The study developed as a result of a CU Boulder undergraduate’s research efforts. Rachel Irons, then a junior in the Department of Ecology and Evolutionary Biology, received a UROP grant and worked with the Alaska Department of Fish and Game on a long-term tree swallow nesting study to fulfill her senior thesis requirements.

“Swallow phenology in Alaska is shifting at twice the rate of the continental U.S.,” said Irons, who is the lead author of the new paper. “I figured it was related to temperature, but I added in wind and precipitation measurements just to get the whole climate picture.”

The results showed that a long-term decline in windiness (and to a more variable extent, rain) in central Alaska over the past decade-plus correlated with the birds’ earlier breeding much more strongly than temperature, indicating that wet, windy spring weather that may have delayed egg laying in the past is now less of an impediment for the swallows.

The authors noted that while it is not necessarily surprising that wind and rain would affect an aerial foraging species like tree swallows, the findings emphasize the need to broaden the scope of consideration when making predictions about which climate mechanisms will influence population ecology.

“This shows that our initial intuitions are not always good about what’s going to impact these birds and their patterns,” said Doak.

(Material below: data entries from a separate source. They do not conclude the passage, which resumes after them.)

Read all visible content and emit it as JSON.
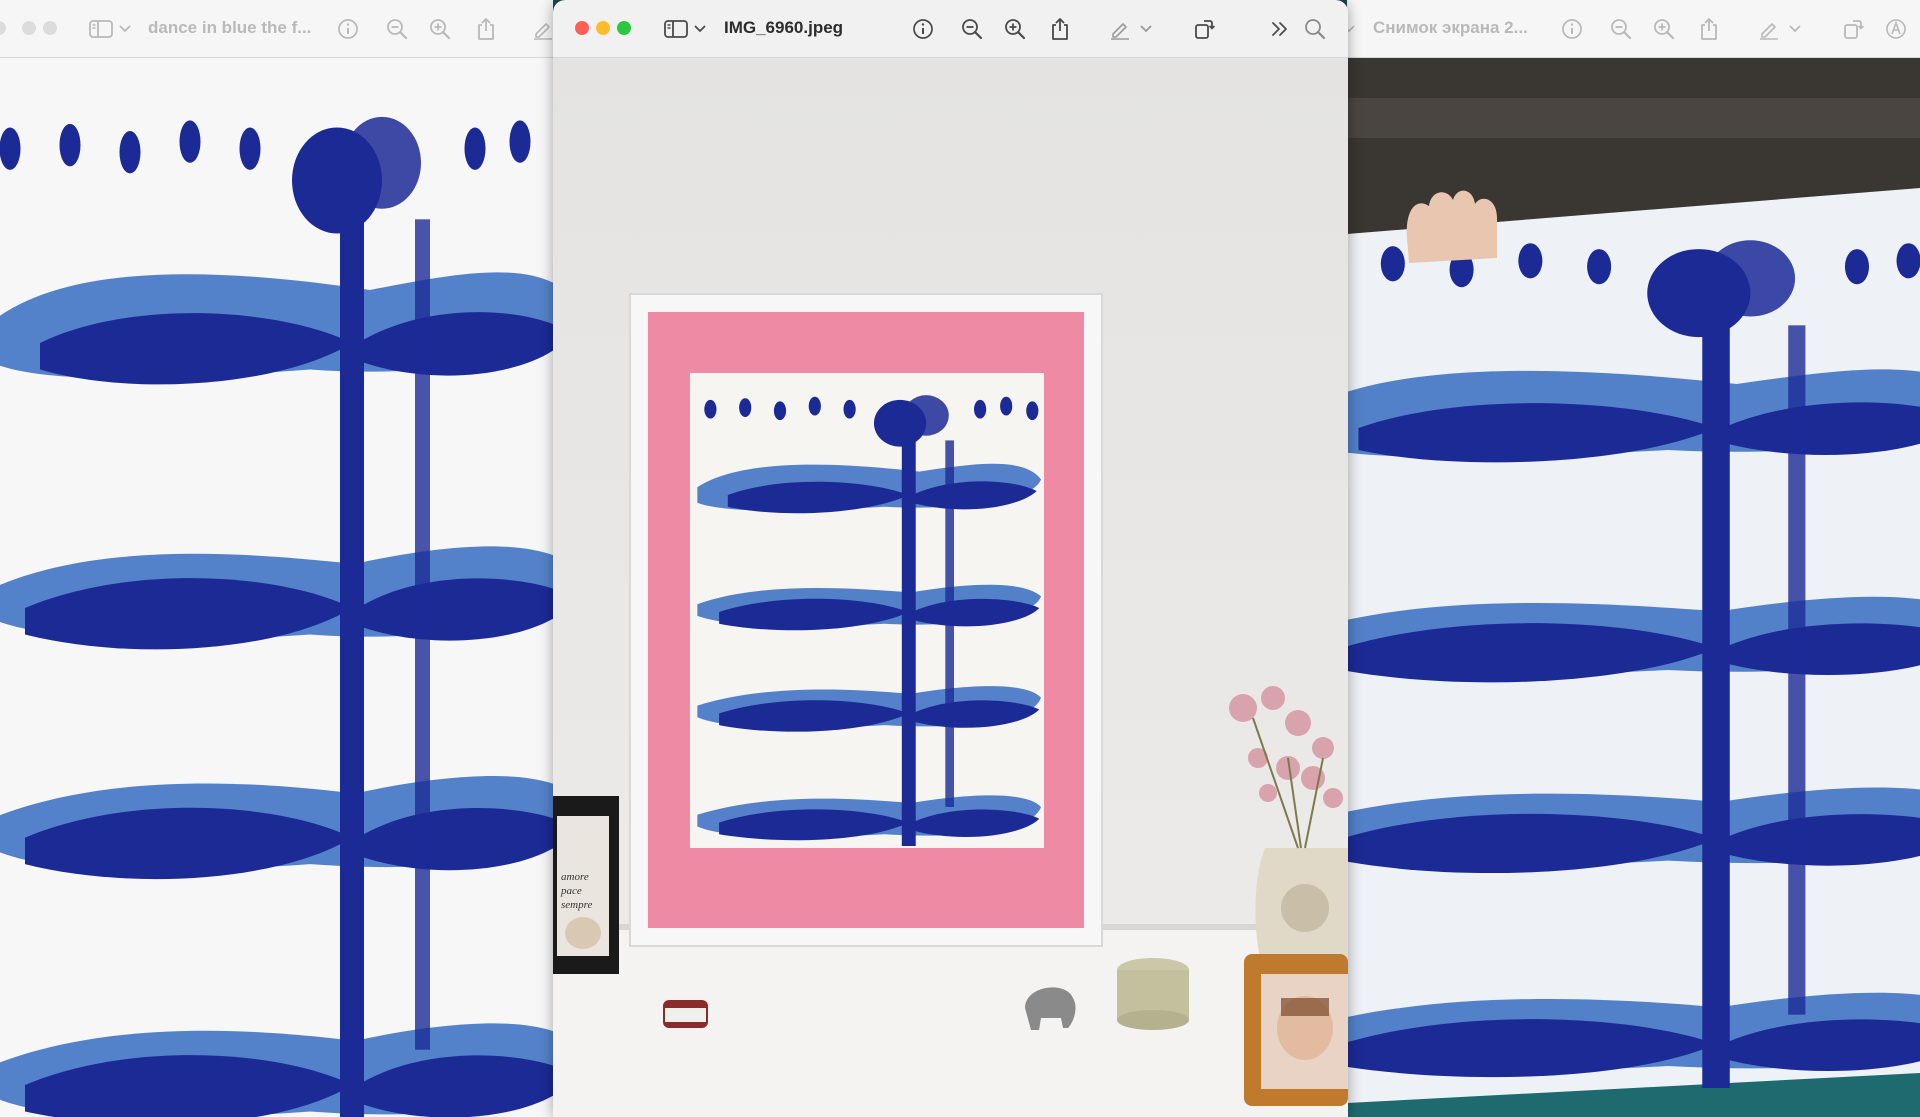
{
  "windows": {
    "left": {
      "title": "dance in blue the f..."
    },
    "main": {
      "title": "IMG_6960.jpeg"
    },
    "right": {
      "title": "Снимок экрана 2..."
    }
  },
  "photo_book": {
    "lines": [
      "amore",
      "pace",
      "sempre"
    ]
  },
  "colors": {
    "accent_pink": "#ef8aa5",
    "ink_blue": "#1f2f8f",
    "ink_light": "#3a6fc4",
    "close": "#fe5f57",
    "minimize": "#febc2e",
    "zoom": "#28c840"
  },
  "icons": {
    "toolbar": [
      "sidebar-icon",
      "chevron-down-icon",
      "info-icon",
      "zoom-out-icon",
      "zoom-in-icon",
      "share-icon",
      "markup-icon",
      "rotate-icon",
      "more-icon",
      "search-icon"
    ]
  }
}
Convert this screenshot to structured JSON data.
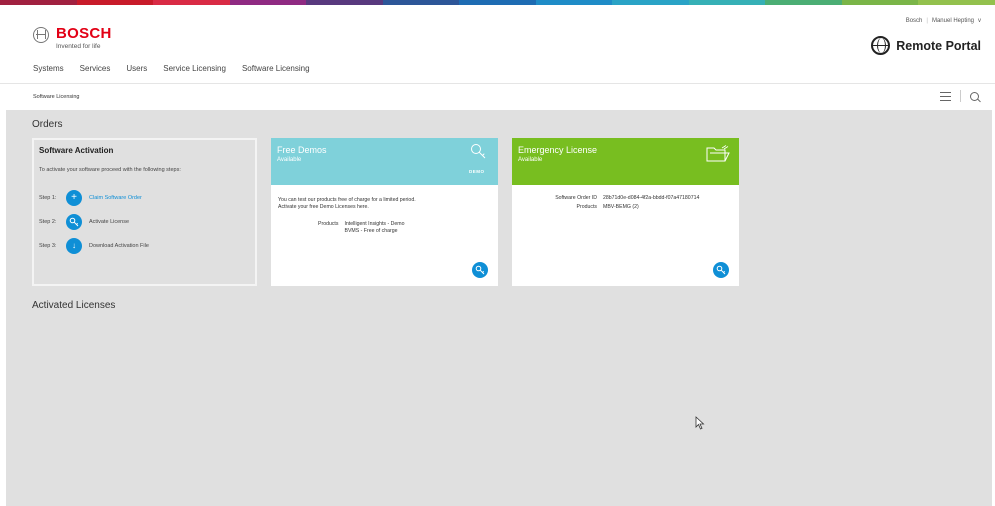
{
  "supergraphic_colors": [
    "#a12140",
    "#c81b2a",
    "#d92b45",
    "#8f2a82",
    "#58397e",
    "#2d5698",
    "#1e6cb3",
    "#1f8cc7",
    "#2aa3c6",
    "#36b0b6",
    "#4bae74",
    "#7ab548",
    "#93c14d"
  ],
  "brand": {
    "name": "BOSCH",
    "tagline": "Invented for life"
  },
  "user_menu": {
    "company": "Bosch",
    "user": "Manuel Hepting",
    "chevron": "v"
  },
  "portal": {
    "title": "Remote Portal"
  },
  "nav": {
    "items": [
      {
        "label": "Systems"
      },
      {
        "label": "Services"
      },
      {
        "label": "Users"
      },
      {
        "label": "Service Licensing"
      },
      {
        "label": "Software Licensing"
      }
    ],
    "active_index": 4
  },
  "breadcrumb": {
    "text": "Software Licensing"
  },
  "orders": {
    "title": "Orders"
  },
  "activation": {
    "title": "Software Activation",
    "description": "To activate your software proceed with the following steps:",
    "steps": [
      {
        "label": "Step 1:",
        "text": "Claim Software Order",
        "icon": "plus-icon",
        "glyph": "+"
      },
      {
        "label": "Step 2:",
        "text": "Activate License",
        "icon": "key-icon"
      },
      {
        "label": "Step 3:",
        "text": "Download Activation File",
        "icon": "download-icon",
        "glyph": "↓"
      }
    ]
  },
  "free_demos": {
    "title": "Free Demos",
    "status": "Available",
    "badge": "DEMO",
    "color": "#7fd1da",
    "text_line1": "You can test our products free of charge for a limited period.",
    "text_line2": "Activate your free Demo Licenses here.",
    "products_label": "Products",
    "products": [
      "Intelligent Insights - Demo",
      "BVMS - Free of charge"
    ]
  },
  "emergency": {
    "title": "Emergency License",
    "status": "Available",
    "color": "#78be20",
    "order_id_label": "Software Order ID",
    "order_id": "28b71d0e-d084-4f2a-bbdd-f07a47180714",
    "products_label": "Products",
    "products": "MBV-BEMG (2)"
  },
  "activated": {
    "title": "Activated Licenses"
  },
  "accent_color": "#0f8fd6"
}
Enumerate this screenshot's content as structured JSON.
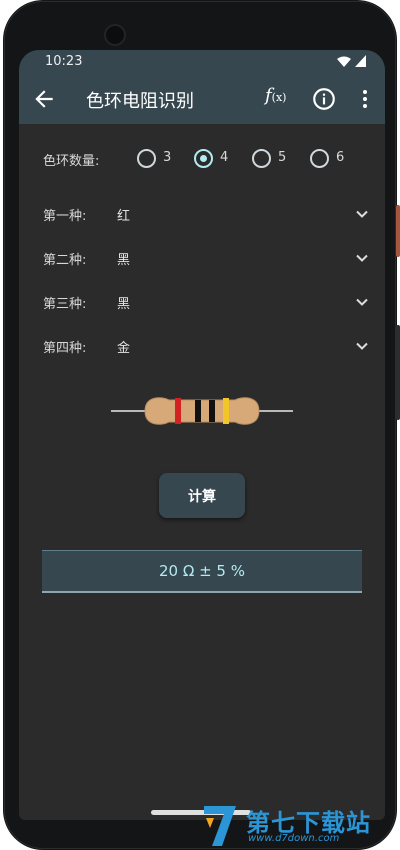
{
  "status_bar": {
    "time": "10:23"
  },
  "app_bar": {
    "title": "色环电阻识别",
    "fx_label": "f",
    "fx_sub": "(x)"
  },
  "band_count": {
    "label": "色环数量:",
    "options": [
      "3",
      "4",
      "5",
      "6"
    ],
    "selected": "4"
  },
  "bands": [
    {
      "label": "第一种:",
      "value": "红"
    },
    {
      "label": "第二种:",
      "value": "黑"
    },
    {
      "label": "第三种:",
      "value": "黑"
    },
    {
      "label": "第四种:",
      "value": "金"
    }
  ],
  "resistor_colors": {
    "body": "#d8a978",
    "band1": "#d32222",
    "band2": "#111111",
    "band3": "#111111",
    "band4": "#f2c52a"
  },
  "calculate_label": "计算",
  "result": "20 Ω ± 5 %",
  "colors": {
    "app_bar": "#37474f",
    "screen_bg": "#2b2b2b",
    "accent": "#b2ebf2"
  },
  "watermark": {
    "name": "第七下载站",
    "url": "www.d7down.com"
  }
}
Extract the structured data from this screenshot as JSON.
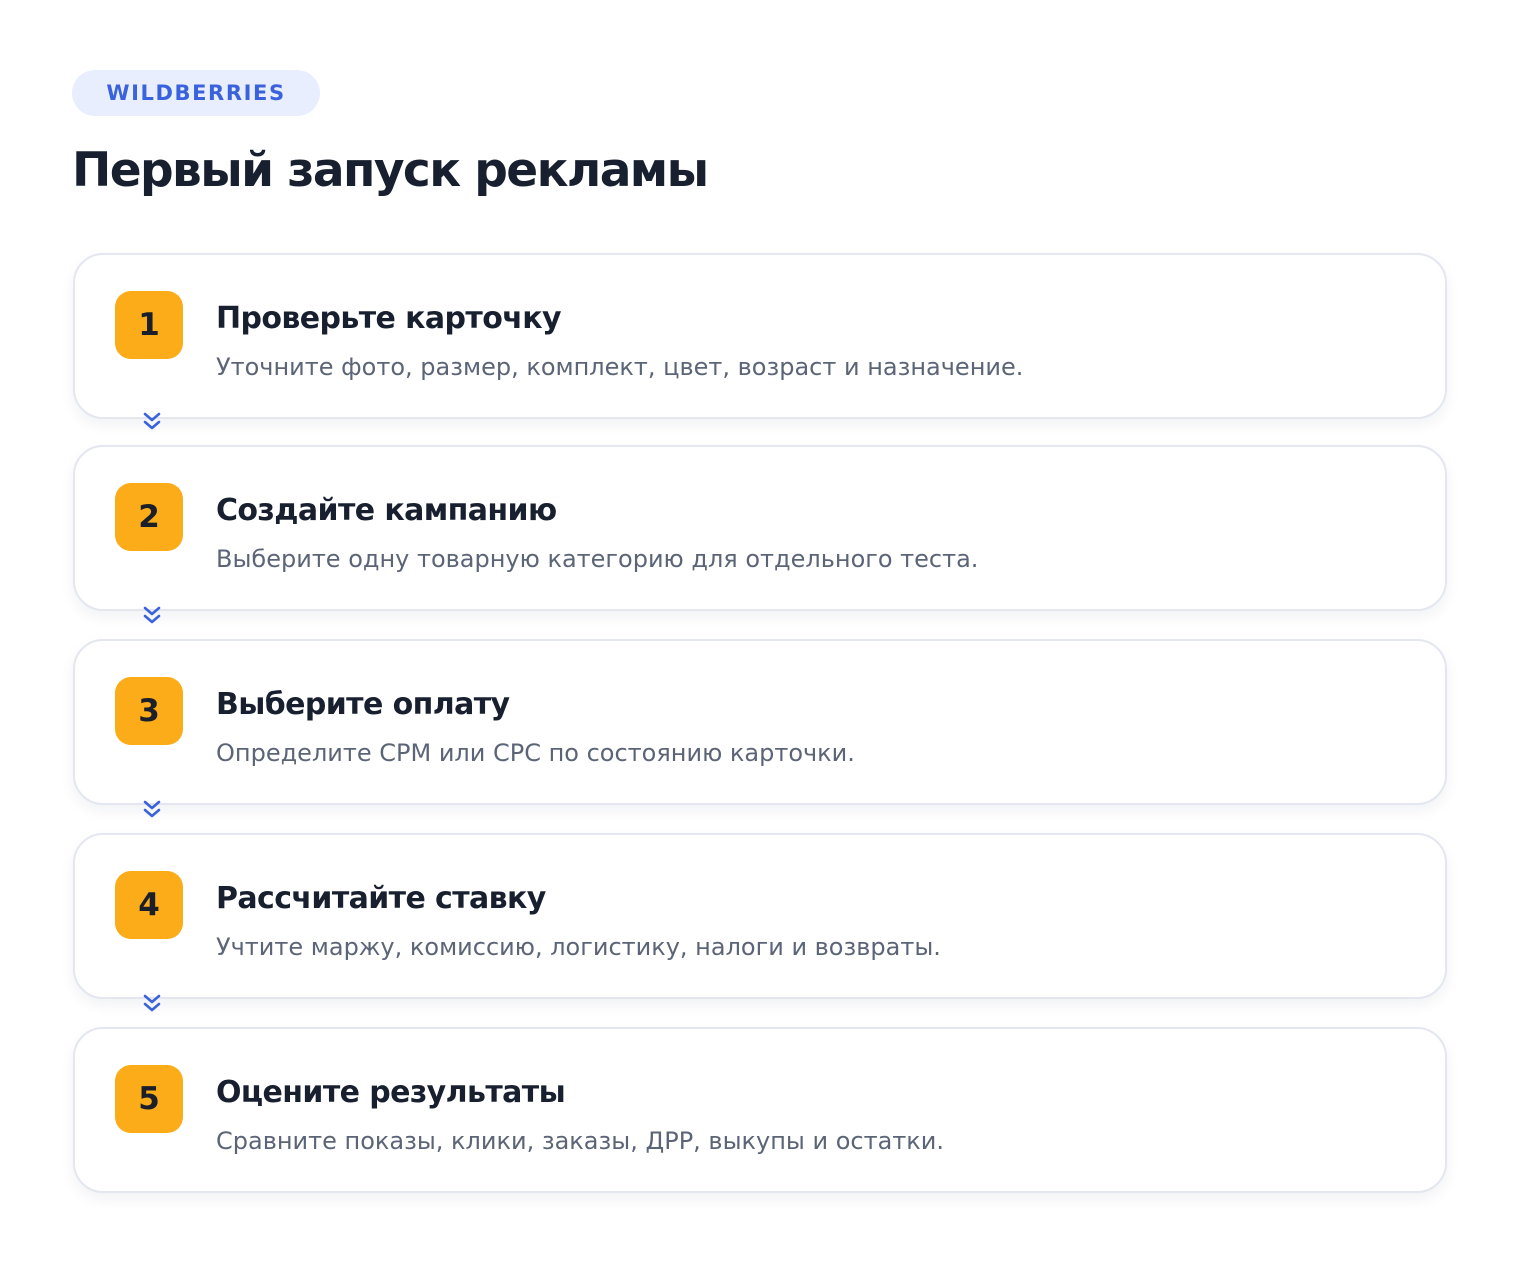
{
  "badge": {
    "label": "WILDBERRIES"
  },
  "title": "Первый запуск рекламы",
  "colors": {
    "accent": "#fbac18",
    "badge_bg": "#e8eefd",
    "badge_text": "#3a62dc",
    "connector": "#3a62dc",
    "title": "#18202f",
    "description": "#5c6577",
    "card_border": "#e4e7ef"
  },
  "steps": [
    {
      "number": "1",
      "title": "Проверьте карточку",
      "description": "Уточните фото, размер, комплект, цвет, возраст и назначение."
    },
    {
      "number": "2",
      "title": "Создайте кампанию",
      "description": "Выберите одну товарную категорию для отдельного теста."
    },
    {
      "number": "3",
      "title": "Выберите оплату",
      "description": "Определите CPM или CPC по состоянию карточки."
    },
    {
      "number": "4",
      "title": "Рассчитайте ставку",
      "description": "Учтите маржу, комиссию, логистику, налоги и возвраты."
    },
    {
      "number": "5",
      "title": "Оцените результаты",
      "description": "Сравните показы, клики, заказы, ДРР, выкупы и остатки."
    }
  ],
  "connector_icon": "double-chevron-down-icon"
}
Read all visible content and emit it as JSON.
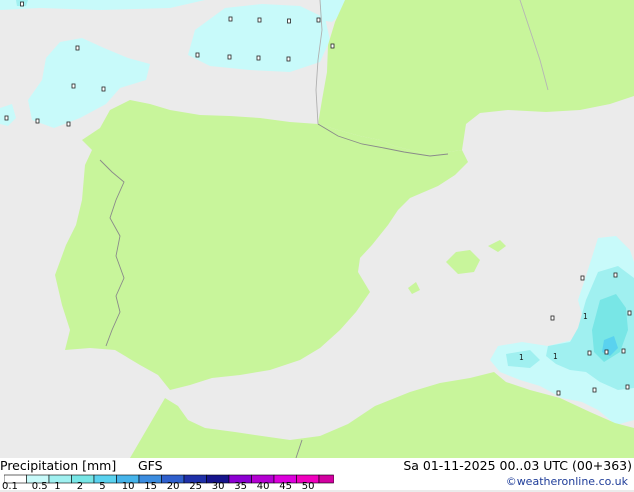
{
  "footer": {
    "title": "Precipitation [mm]",
    "model": "GFS",
    "valid": "Sa 01-11-2025 00..03 UTC (00+363)",
    "credit": "©weatheronline.co.uk"
  },
  "legend": {
    "ticks": [
      "0.1",
      "0.5",
      "1",
      "2",
      "5",
      "10",
      "15",
      "20",
      "25",
      "30",
      "35",
      "40",
      "45",
      "50"
    ],
    "colors": [
      "#ffffff",
      "#c8fafa",
      "#a0f0f0",
      "#78e6e6",
      "#5ad2ef",
      "#46b4ea",
      "#3c8cdf",
      "#2f5fcc",
      "#1f30a8",
      "#16148c",
      "#8c00d2",
      "#b400d2",
      "#dc00dc",
      "#f000be",
      "#d200a0"
    ]
  },
  "map": {
    "colors": {
      "sea": "#ebebeb",
      "land": "#c8f59b",
      "border": "#8a8a8a",
      "rain_light": "#c8fafa",
      "rain_mid": "#a0f0f0",
      "rain_high": "#78e6e6",
      "rain_peak": "#5ad2ef"
    },
    "contour_labels": [
      "1",
      "1",
      "1"
    ]
  }
}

Can barnacle geese predict the climate?

(Netherlands Institute of Ecology; Photo: Thomas Lameris; 18 April 2017)

The breeding grounds of Arctic migratory birds such as the barnacle goose are changing rapidly due to accelerated warming in the polar regions. They won’t be able to keep up with this climate change unless they can somehow anticipate it. A research team from the Netherlands Institute of Ecology (NIOO-KNAW) employed computer models to assess the future of the geese and their young.

It’s the time of year when barnacle geese and many other migratory birds prepare to depart for their breeding grounds above the Arctic Circle. From their wintering grounds in the Netherlands, the geese fly all the way up to the Barentsz Sea in northern Russia, where they should arrive just as the snow has melted. But in the polar regions, the climate is warming much more rapidly than in more temperate areas like the Netherlands — a phenomenon known as ‘Arctic amplification’.

It’s hard enough for humans to get to grips with the accelerated warming, let alone for barnacle geese, as an earlier NIOO-led study showed. After all, how can they tell from their wintering grounds if the snow has begun to melt thousands of kilometres away? So is it possible for the barnacle geese to advance their spring migration nonetheless, to predict climate change?

First study, fewer young

Ecologist Thomas Lameris and his fellow researchers from NIOO, and also the Swiss Ornithological Institute among other institutions, have tried to find the answer. “This is the first study that tests if migratory birds are in any way able to adjust their timing to the accelerated warming in the polar regions. We used a model to show that the availability of enough edible grass to build up reserves for their journey is not a problem for the barnacle geese. It’s the unpredictability of the climatic changes in their breeding grounds that spells trouble for them.”

If the geese continue to mistime their arrival, their reproductive success will be reduced. Lameris: “They miss their optimal breeding window and the peak in local food abundance, so fewer goslings will survive.” Some compensation for this comes from the fact that as well as starting earlier, the breeding season is becoming longer. This gives the goslings more time to grow. But that’s not enough.

To establish the barnacle geese’s potential for anticipating climate change, the researchers built a model that…….

Read more